    Same cognitive processes cause delusional and normal beliefs. Delusions act as mini theories and provide meaning. Mini theories are needed when things are unpredictable. Delusional explanations for unpredictable situations bring relief. Beliefs are judged delusional by others
  13. Scheff (1966)
    Schizophrenia is a learned social role determined by labelling. An individual who breaks one or more of the residual rules is assigned mentally ill. Diagnosis creates a self fulfilling prophecy.
  14. Rosenhan (1973)
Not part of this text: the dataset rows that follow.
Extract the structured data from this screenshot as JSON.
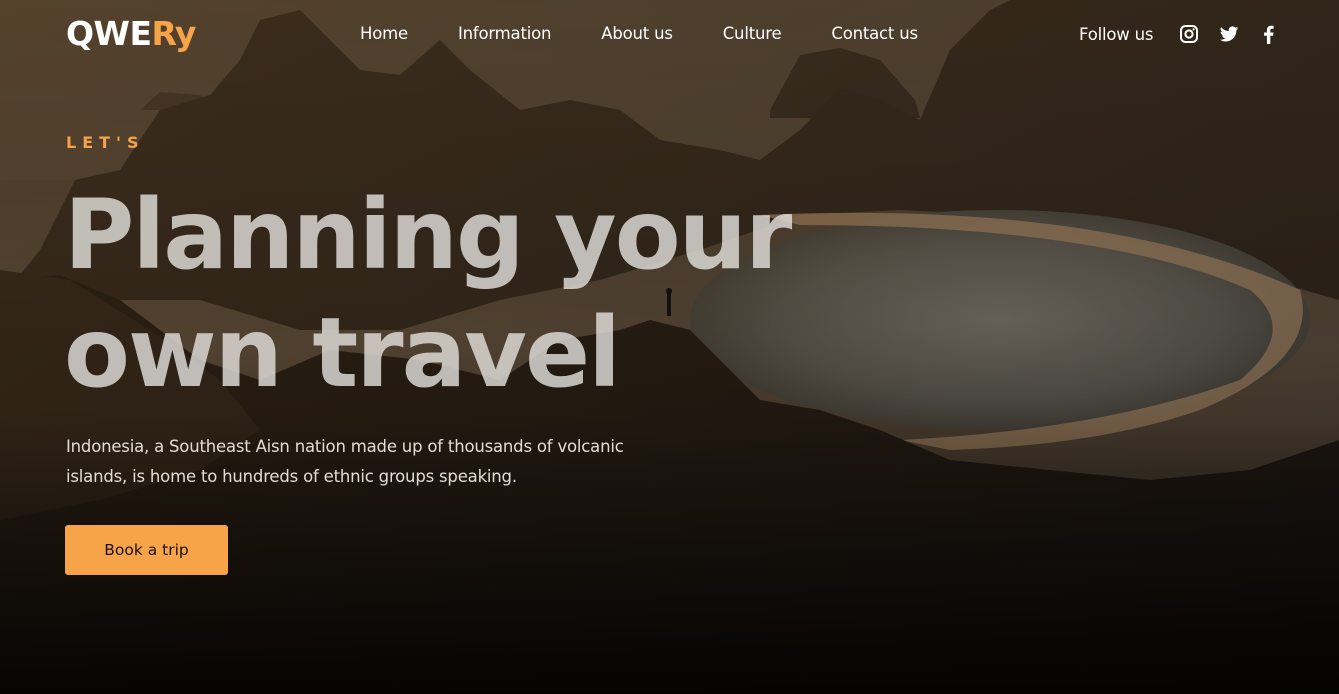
{
  "brand": {
    "part1": "QWE",
    "part2": "Ry",
    "accent_color": "#f7a449"
  },
  "nav": {
    "items": [
      {
        "label": "Home"
      },
      {
        "label": "Information"
      },
      {
        "label": "About us"
      },
      {
        "label": "Culture"
      },
      {
        "label": "Contact us"
      }
    ]
  },
  "social": {
    "label": "Follow us",
    "icons": [
      "instagram-icon",
      "twitter-icon",
      "facebook-icon"
    ]
  },
  "hero": {
    "eyebrow": "LET'S",
    "title_line1": "Planning your",
    "title_line2": "own travel",
    "description": "Indonesia, a Southeast Aisn nation made up of thousands of volcanic islands, is home to hundreds of ethnic groups speaking.",
    "cta_label": "Book a trip",
    "background": "mountain-bay-landscape-photo"
  }
}
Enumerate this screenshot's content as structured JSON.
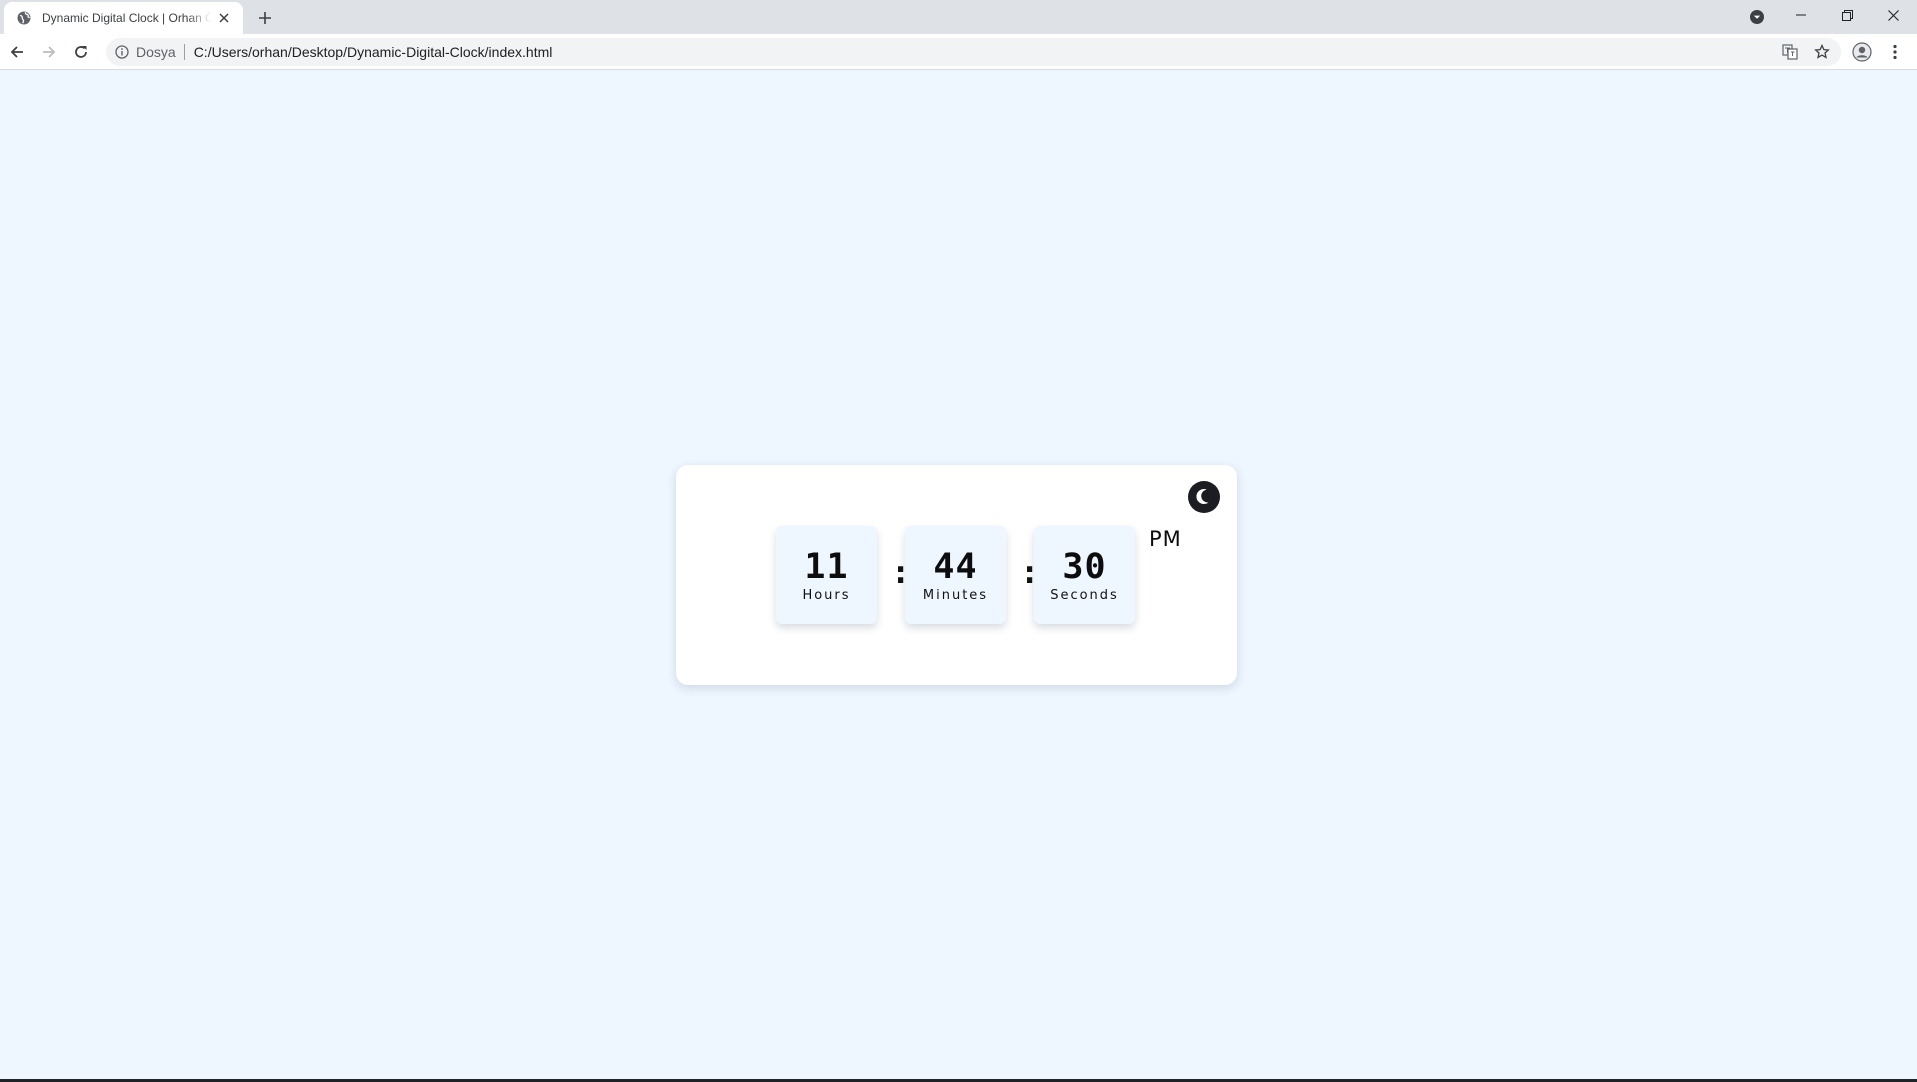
{
  "browser": {
    "tab_title": "Dynamic Digital Clock | Orhan Özdemir",
    "url_scheme_label": "Dosya",
    "url": "C:/Users/orhan/Desktop/Dynamic-Digital-Clock/index.html"
  },
  "clock": {
    "hours": "11",
    "hours_label": "Hours",
    "minutes": "44",
    "minutes_label": "Minutes",
    "seconds": "30",
    "seconds_label": "Seconds",
    "separator": ":",
    "period": "PM",
    "theme_toggle_icon": "moon-icon"
  },
  "colors": {
    "page_background": "#eef6ff",
    "card_background": "#ffffff",
    "toggle_background": "#1b1d22"
  }
}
    A group of eight pseudo patients pretended they could hear an unfamiliar voice that said 'emty', 'hollow' and 'thud'. All were admitted to the hospital, seven with the diagnosis of schizophrenia. Patients behaved normally when admitted but their behaviour was deemed as schizophrenic- keepign a diary was put down to schizophrenic tendencies. They were hospitalised for between 7 and 52 days.
  15. Brown et al (1958)
    People with schiz who were discharged to return to parents or spouses fared worse than returning to lodgings.
  16. Bebbington and Kuipers (1994)
    Meta analysis. Measured proportion of EE families and average relapse rate. Relapse in high EE was 50% and 21% in low EE
  17. Loebel et al (1992)
    16% failed to respond to anti psychotic drug treatment within 12 months of first treatment.
  18. Birchwood and Spencer (1999)
    SST is effective in increasing patient's ability in social situations
  19. Tarrier (1987)
    25 patients who suffered hallucinations/delusions were interviewed. Details, emotional reactions and coping strategies. One third identified triggers, 75% reported distress. 75% disclosed coping strategies such as relaxation
  20. Tarrier et al (1993)
    Effectiveness of CSE in problem solving therapy. Randomly allocated to treatment conditions which involved 10 hour sessions. Both groups reported 50% improvement in positive symptoms.
  21. Stein and Test (1980)
    2 groups of 65; one inpatient care (control group), the other community care. First 12 months= 58 of control readmitted but only 12 in community care. When programme ended gains were lost.
Card Set
case studies for schizophrenia
case studies